The U.S. Census Bureau has begun conducting a post-enumeration survey in the Quad-Cities to measure the accuracy of the once-a-decade headcount that determines state's seats in Congress and disbursement of federal funding.
The census ended at midnight on Oct. 15; however, census workers will be independently surveying a sample of the Quad-Cities population to measure the accuracy and quality of the once-a-decade tally, said Denise Bulat, executive director of the Bi-State Regional Commission.
A limited number of addresses from across the country were scientifically selected to represent the entire population, Bulat said. Addresses were then randomly chosen by the Census Bureau to participate in the follow-up survey.
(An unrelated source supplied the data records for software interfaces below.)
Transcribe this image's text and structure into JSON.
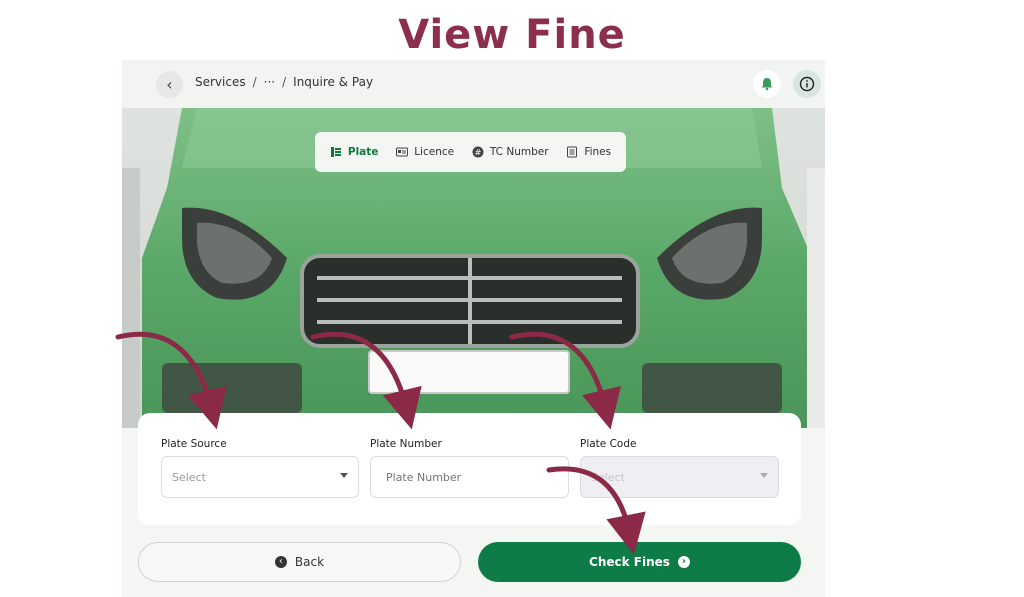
{
  "page_title": "View Fine",
  "header": {
    "breadcrumb": [
      "Services",
      "/",
      "···",
      "/",
      "Inquire & Pay"
    ]
  },
  "tabs": [
    {
      "label": "Plate",
      "icon": "car-icon",
      "active": true
    },
    {
      "label": "Licence",
      "icon": "id-card-icon",
      "active": false
    },
    {
      "label": "TC Number",
      "icon": "hash-icon",
      "active": false
    },
    {
      "label": "Fines",
      "icon": "document-icon",
      "active": false
    }
  ],
  "form": {
    "plate_source": {
      "label": "Plate Source",
      "placeholder": "Select"
    },
    "plate_number": {
      "label": "Plate Number",
      "placeholder": "Plate Number"
    },
    "plate_code": {
      "label": "Plate Code",
      "placeholder": "Select"
    }
  },
  "buttons": {
    "back": "Back",
    "check_fines": "Check Fines"
  },
  "colors": {
    "brand_green": "#0d7c46",
    "title_maroon": "#8c2f4e",
    "arrow_maroon": "#8b2a47"
  }
}
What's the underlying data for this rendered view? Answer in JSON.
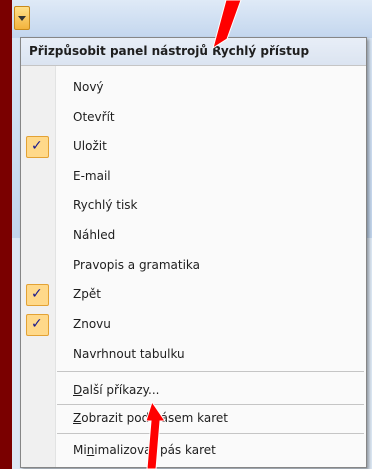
{
  "menu": {
    "header": "Přizpůsobit panel nástrojů Rychlý přístup",
    "items": [
      {
        "label": "Nový",
        "checked": false
      },
      {
        "label": "Otevřít",
        "checked": false
      },
      {
        "label": "Uložit",
        "checked": true
      },
      {
        "label": "E-mail",
        "checked": false
      },
      {
        "label": "Rychlý tisk",
        "checked": false
      },
      {
        "label": "Náhled",
        "checked": false
      },
      {
        "label": "Pravopis a gramatika",
        "checked": false
      },
      {
        "label": "Zpět",
        "checked": true
      },
      {
        "label": "Znovu",
        "checked": true
      },
      {
        "label": "Navrhnout tabulku",
        "checked": false
      }
    ],
    "more_commands": {
      "mnemonic": "D",
      "rest": "alší příkazy..."
    },
    "show_below": {
      "mnemonic": "Z",
      "rest": "obrazit pod pásem karet"
    },
    "minimize": {
      "before": "Mi",
      "mnemonic": "n",
      "rest": "imalizovat pás karet"
    }
  },
  "check_glyph": "✓",
  "colors": {
    "background": "#7a0000",
    "menu_bg": "#fafafa",
    "check_bg": "#ffd98a",
    "check_border": "#e3a234",
    "callout": "#ff0000"
  }
}
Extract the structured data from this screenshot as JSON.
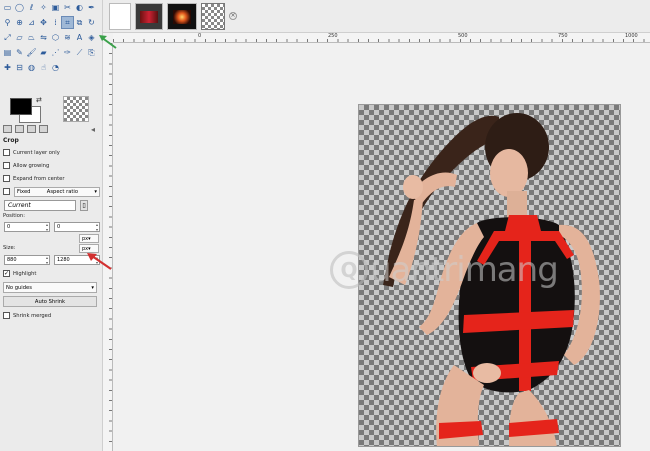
{
  "toolbox": {
    "tool_icons": [
      "rect-select-icon",
      "ellipse-select-icon",
      "free-select-icon",
      "fuzzy-select-icon",
      "by-color-select-icon",
      "scissors-icon",
      "foreground-select-icon",
      "paths-icon",
      "color-picker-icon",
      "zoom-icon",
      "measure-icon",
      "move-icon",
      "align-icon",
      "crop-icon",
      "unified-transform-icon",
      "rotate-icon",
      "scale-icon",
      "shear-icon",
      "perspective-icon",
      "flip-icon",
      "cage-icon",
      "warp-icon",
      "text-icon",
      "bucket-fill-icon",
      "gradient-icon",
      "pencil-icon",
      "paintbrush-icon",
      "eraser-icon",
      "airbrush-icon",
      "ink-icon",
      "mypaint-icon",
      "clone-icon",
      "heal-icon",
      "perspective-clone-icon",
      "blur-icon",
      "smudge-icon",
      "dodge-burn-icon"
    ],
    "active_tool": "crop-icon",
    "foreground_color": "#000000",
    "background_color": "#ffffff"
  },
  "tool_options": {
    "title": "Crop",
    "current_layer_only": "Current layer only",
    "allow_growing": "Allow growing",
    "expand_from_center": "Expand from center",
    "fixed_label": "Fixed",
    "fixed_value": "Aspect ratio",
    "current_value": "Current",
    "position_label": "Position:",
    "position_unit": "px",
    "position_x": "0",
    "position_y": "0",
    "size_label": "Size:",
    "size_unit": "px",
    "size_w": "880",
    "size_h": "1280",
    "highlight_label": "Highlight",
    "highlight_checked": "✓",
    "guides_value": "No guides",
    "auto_shrink_label": "Auto Shrink",
    "shrink_merged_label": "Shrink merged"
  },
  "ruler": {
    "labels": [
      "0",
      "250",
      "500",
      "750",
      "1000"
    ]
  },
  "watermark": {
    "text": "uantrimang"
  },
  "colors": {
    "annotation_arrow": "#d23030",
    "annotation_arrow_green": "#3aa14a"
  }
}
Even if a person responded to the 2020 Census, the Census Bureau still needs individuals to respond to the survey to help measure how well it counted the nation and improve the next census, Bulat said.
"The survey estimates how many people and housing units were missed or counted erroneously in the census," she said.
Answers are kept anonymous, and the Census Bureau is bound by law to only use responses to produce statistics and is publicly prohibited from releasing responses in a way that could identify someone or their household.
Population numbers from the census will be used to decide states’ congressional seats and determine how $675 billion in funding is distributed statewide and locally, whether for housing programs; water, sewer, road, bridge and other infrastructure improvements; or school funding.
Residents can follow a link at www.census.gov to verify whether a person is a Census Bureau worker conducting a post-enumeration survey.
Additionally, the Census Bureau will send a follow-up letter to selected homes that did not answer the survey, due to concerns about authenticity, Bulat said.
Surveys will be conducted into 2021, with results available in late 2021 and early 2022.
"We will get first aggregated numbers for counties, states and district, and then it will get more refined to the nitty gritty," Bulat said of 2020 Census results. "It won’t be until 2022 we start getting down into our community sizes and our census blocks and census tracts. It takes some time."
Bulat noted that following the 2000 U.S. Census, the East Moline Correctional Center's population was almost omitted after a Census Bureau computer mistakenly placed the prison in Oak Grove, Ill.
Because the two towns are in the same county, the error went unnoticed at first, until Oak Grove officials noticed the community's population had grown by roughly 600 residents and knew it must be a mistake.
The revised count put East Moline's 2000 census population at 21,431, up from the 20,333 count without the correctional center's population, the Quad-City Times reported at the time.